While it is true that in developed countries, residents do not drive to work, they do, in fact, own cars for weekend grocery shopping trips or family outings.
Our Government has to recognise that car ownership is no longer a luxury but a necessity, just like how cellphones have evolved to become everyday items. With an ageing population and the fast-emerging need to be more productive in caring for the elderly, this mindset change has to happen now.
The certificate of entitlement (COE) system for private cars can be revamped to encompass two categories, based on the profile of the buyer, and not by engine capacity.

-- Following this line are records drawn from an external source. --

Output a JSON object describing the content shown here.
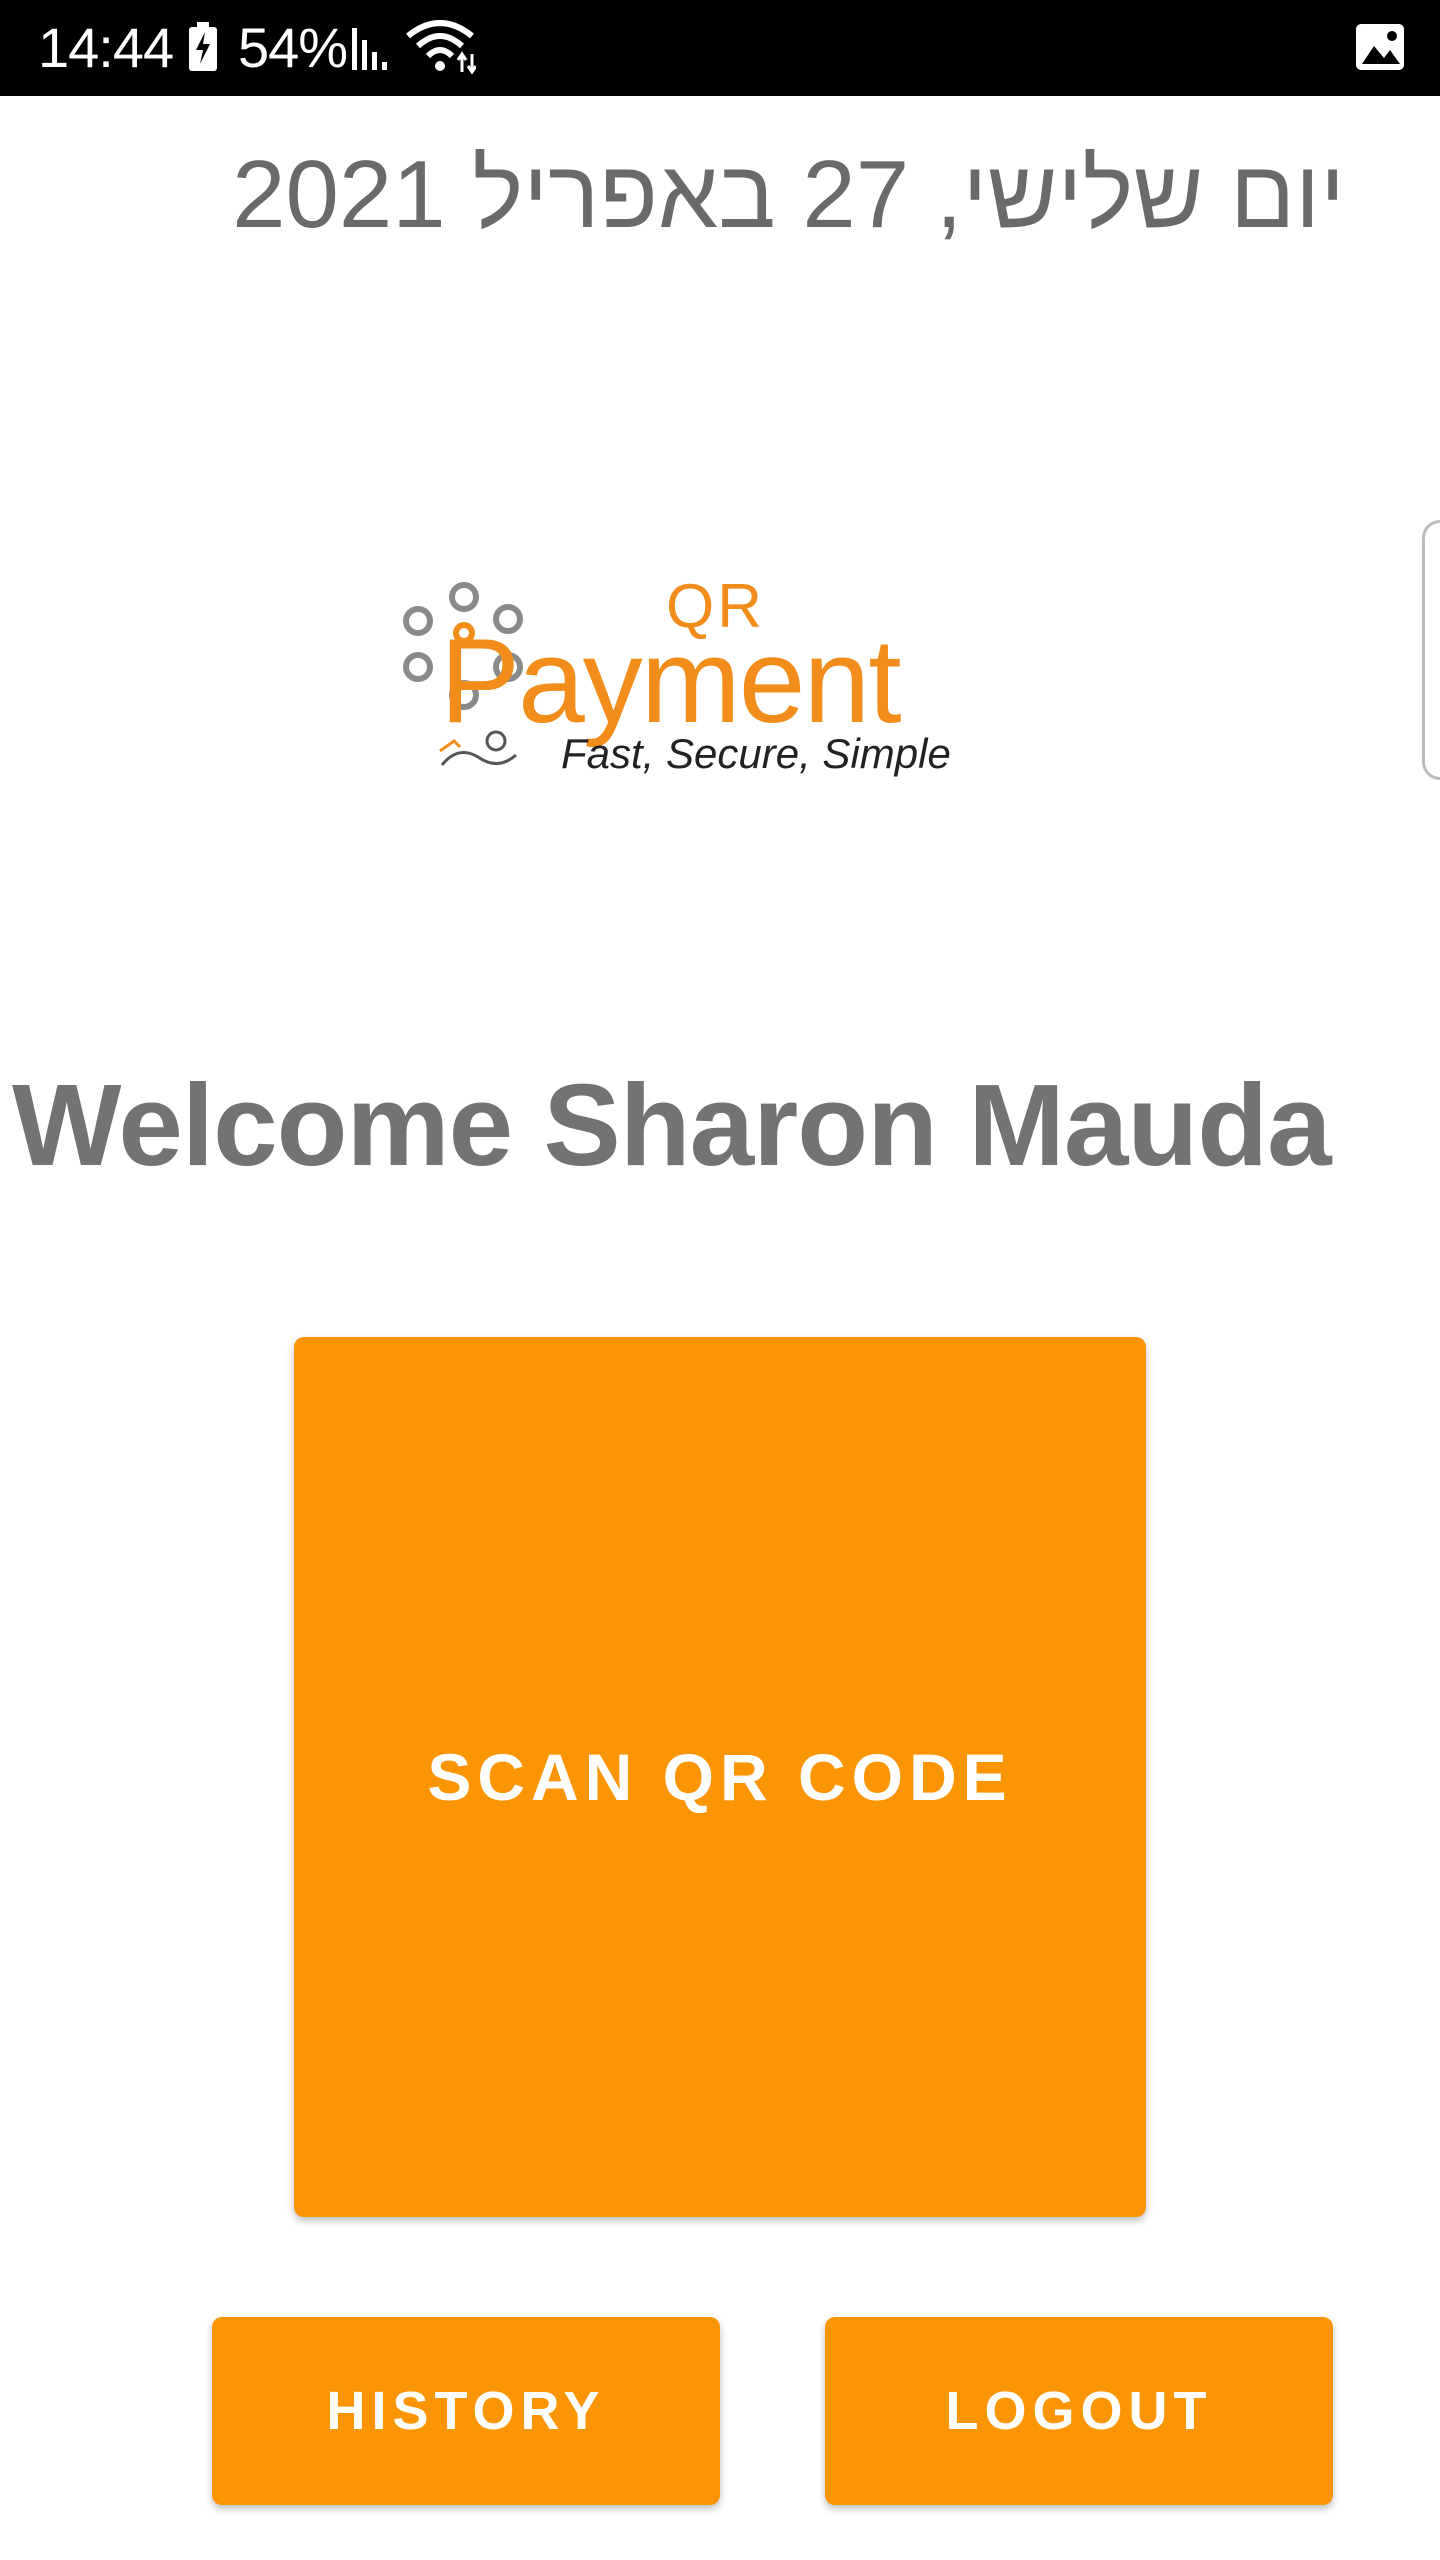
{
  "status_bar": {
    "time": "14:44",
    "battery_percent": "54%",
    "icons": [
      "battery-charging-icon",
      "signal-icon",
      "wifi-icon",
      "image-notification-icon"
    ]
  },
  "date": "יום שלישי, 27 באפריל 2021",
  "logo": {
    "qr_text": "QR",
    "word_text": "Payment",
    "tagline": "Fast, Secure, Simple",
    "brand_color": "#f28c1a"
  },
  "welcome_text": "Welcome Sharon Mauda",
  "buttons": {
    "scan_label": "SCAN QR CODE",
    "history_label": "HISTORY",
    "logout_label": "LOGOUT"
  },
  "colors": {
    "accent": "#fb9503",
    "text_gray": "#737373",
    "status_bar_bg": "#000000"
  }
}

Engine capacity and power output should no longer be a factor, as with an ageing population, an electric or elder-friendly multi-purpose vehicle should be encouraged, even though it may not be the most budget-friendly car.
The first COE category should strictly be for Singaporeans.
Perhaps Singaporeans can use their SingPass to make their bids as well as place a bid deposit of $5,000. Each NRIC is allowed to hold only one COE at a time.
Holders of this type of COE should be allowed to transfer it only to fellow Singaporeans, with similar restrictions of one COE per NRIC.
The second COE category can function in a similar manner to the existing system, where free market forces determine the price.
This proposal achieves many objectives: First, private transport is made affordable to the man in the street. Second, there is a benefit to being a citizen. Third, the growth rate of cars is no different from what it is currently. But the hoarding of COEs by multi-car owners will not artificially inflate the price of cars.
Lastly, the quality of cars on the road should improve, with affordable COEs being used to purchase the more expensive electric or elder-friendly vehicles.
Yoong Fung Yan